In times past, the defeat of the government on central measures like the budget would have led inevitably to its fall, the defeat itself demonstrating that the government no longer has the confidence of the House. The Fixed Term Parliaments Act 2011 changed all that though. There is now a formal mechanism for selecting governments and, still more importantly, a formal mechanism for getting rid of governments.
There are exactly three ways of getting rid of a government. The first is that a motion for a general election is agreed by at least two thirds of the whole House (that is what happened in 2017). The second is that a motion of no confidence is passed. The third is if the Prime Minister voluntarily resigns.
What this means is that the DUP can leave the government becalmed in the doldrums, with confidence but without supply. The government cannot call a general election unilaterally. If a vote of confidence is called, the DUP can cheerfully support them in that. Everything else, however, and the government is on its own. Block the Prime Minister’s deal? That goes without saying. Vote down the budget? Sure. Support Labour in a vote of censure against the Prime Minister? Naturally.
This leaves the government potentially paralysed. Unless it can find alternative support in other votes, the government will be in office but not in power until such time as it does what the DUP wants. Such alternative support will not be easily found or come cheap.
This gives the DUP outsized importance. In many ways they have more power than the ERG, which breaks the Conservative whip only at the risk of losing it, with all of the profound consequences that holds. Maybe the ERG might break away to set up Son Of UKIP but the Rubicon can only be crossed once. Till then, the ERG will need to display a veneer of loyalty to the Prime Minister.

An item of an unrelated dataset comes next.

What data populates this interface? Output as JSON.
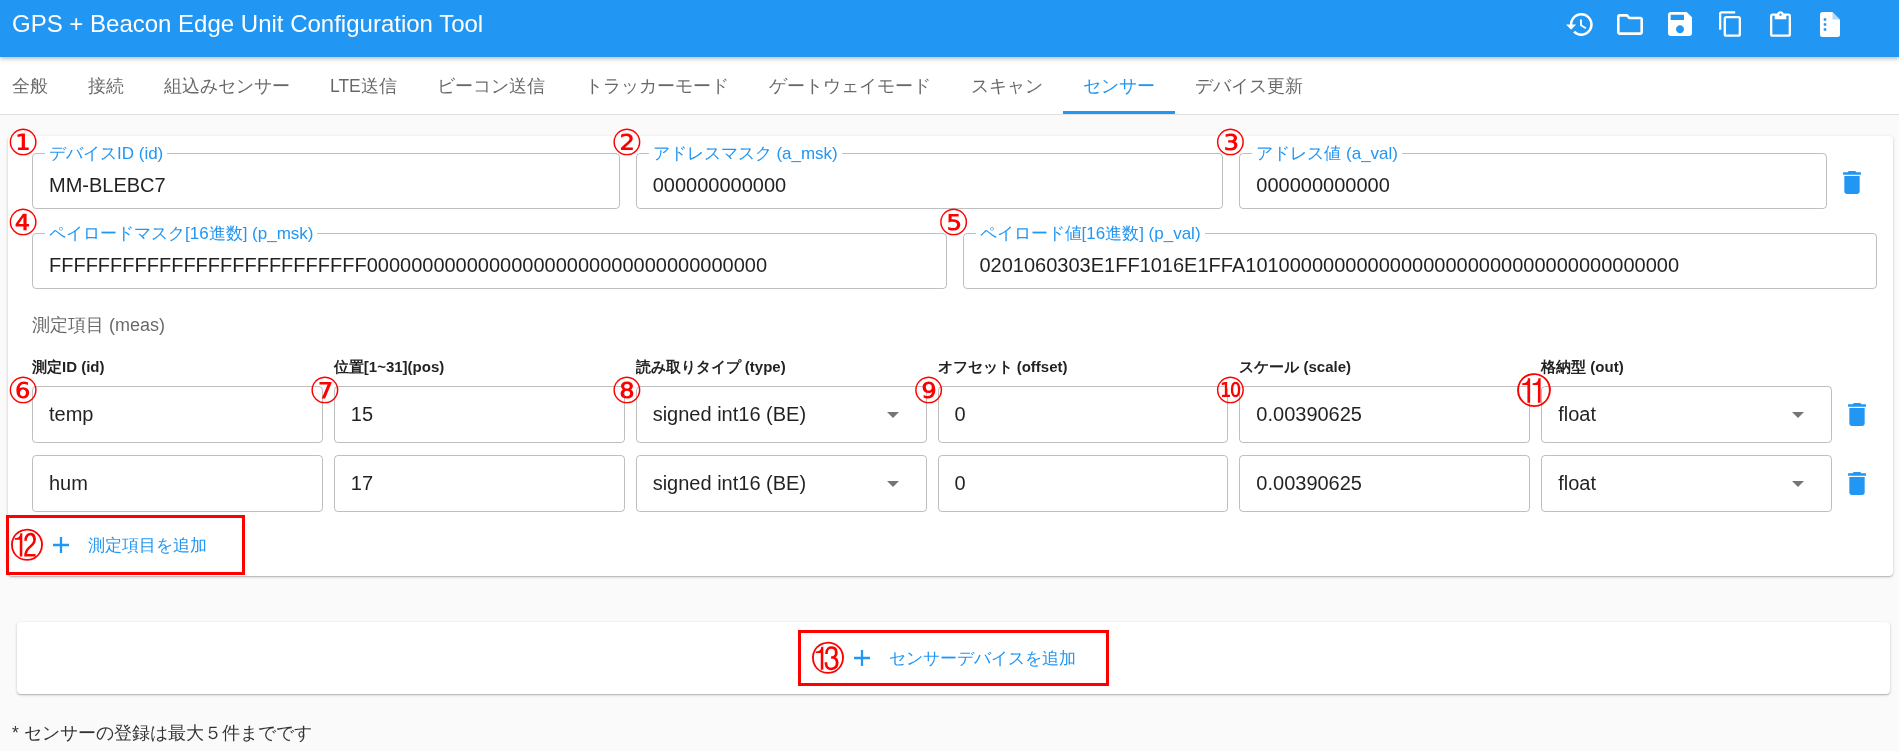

If the DUP want shot of the Prime Minister – and they may – they have a technique to winkle her out of Number 10 without letting Labour in. It may have done Theresa May no practical good at all to have won her party vote of confidence if the only thing she can achieve in the House is to defeat votes of no confidence. If so, sooner or later she or her colleagues are going to need to change strategy or change the leader, or both. The fact that she is bomb-proof in her own party for a year would be an irrelevance.
So what does the government do next? For now, it is putting off the moment of decision. Unable to win the meaningful vote on its deal, it is temporising. There look to be only two ways out of this impasse. The first is to continue to temporise up to 29 March 2019 and hope that the nerves of some Labour MPs will be sufficiently worn that they will cave in and support the deal, with an acceptance that no deal might be the result. The second is to switch tactics and seek to build a cross-party alliance for a referendum, throwing the matter back to the public.
Neither looks appetising for Theresa May. Never one to make choices actively, she might well take the first route by default. Will her colleagues allow her to do so or will she find herself bypassed? We might well find out. Either way, the Conservative party looks set to break.